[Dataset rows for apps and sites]
════════════════════
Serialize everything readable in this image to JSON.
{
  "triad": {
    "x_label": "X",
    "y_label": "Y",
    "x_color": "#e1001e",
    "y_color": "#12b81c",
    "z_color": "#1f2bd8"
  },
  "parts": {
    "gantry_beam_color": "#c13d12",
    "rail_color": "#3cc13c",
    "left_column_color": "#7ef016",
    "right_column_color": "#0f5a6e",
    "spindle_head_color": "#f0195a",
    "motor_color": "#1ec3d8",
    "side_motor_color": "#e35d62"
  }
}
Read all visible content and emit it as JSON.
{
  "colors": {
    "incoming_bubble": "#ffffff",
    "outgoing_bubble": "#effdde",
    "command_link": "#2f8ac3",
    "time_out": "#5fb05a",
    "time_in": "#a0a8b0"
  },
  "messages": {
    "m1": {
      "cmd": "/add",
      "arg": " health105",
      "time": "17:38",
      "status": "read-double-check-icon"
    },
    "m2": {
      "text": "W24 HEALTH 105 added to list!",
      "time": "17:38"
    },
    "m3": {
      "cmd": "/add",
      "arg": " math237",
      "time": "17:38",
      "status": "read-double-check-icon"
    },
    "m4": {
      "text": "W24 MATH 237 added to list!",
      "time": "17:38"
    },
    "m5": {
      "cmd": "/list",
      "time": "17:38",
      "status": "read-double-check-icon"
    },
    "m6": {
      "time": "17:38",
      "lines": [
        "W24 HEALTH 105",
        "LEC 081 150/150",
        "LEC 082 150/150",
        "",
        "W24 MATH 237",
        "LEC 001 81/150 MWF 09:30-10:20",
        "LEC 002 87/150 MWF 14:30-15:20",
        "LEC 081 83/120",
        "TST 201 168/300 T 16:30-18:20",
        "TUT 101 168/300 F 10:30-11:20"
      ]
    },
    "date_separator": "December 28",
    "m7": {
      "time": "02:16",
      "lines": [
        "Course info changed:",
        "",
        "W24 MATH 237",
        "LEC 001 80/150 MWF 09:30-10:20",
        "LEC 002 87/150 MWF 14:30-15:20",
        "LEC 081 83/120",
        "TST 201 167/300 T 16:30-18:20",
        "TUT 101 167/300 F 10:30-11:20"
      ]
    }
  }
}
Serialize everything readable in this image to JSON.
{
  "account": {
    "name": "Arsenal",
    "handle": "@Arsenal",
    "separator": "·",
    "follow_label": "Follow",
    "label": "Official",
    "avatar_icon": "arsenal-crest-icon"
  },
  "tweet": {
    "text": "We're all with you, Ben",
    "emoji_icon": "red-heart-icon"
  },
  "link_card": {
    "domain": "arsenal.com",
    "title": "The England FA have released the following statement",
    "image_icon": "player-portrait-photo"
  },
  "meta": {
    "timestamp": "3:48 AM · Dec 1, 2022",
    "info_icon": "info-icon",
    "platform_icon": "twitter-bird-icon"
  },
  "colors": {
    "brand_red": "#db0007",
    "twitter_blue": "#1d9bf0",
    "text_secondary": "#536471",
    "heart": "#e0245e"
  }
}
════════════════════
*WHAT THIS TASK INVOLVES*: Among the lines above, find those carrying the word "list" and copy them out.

*PROBLEM SOLUTION*:
      "text": "W24 HEALTH 105 added to list!",
      "text": "W24 MATH 237 added to list!",
      "cmd": "/list",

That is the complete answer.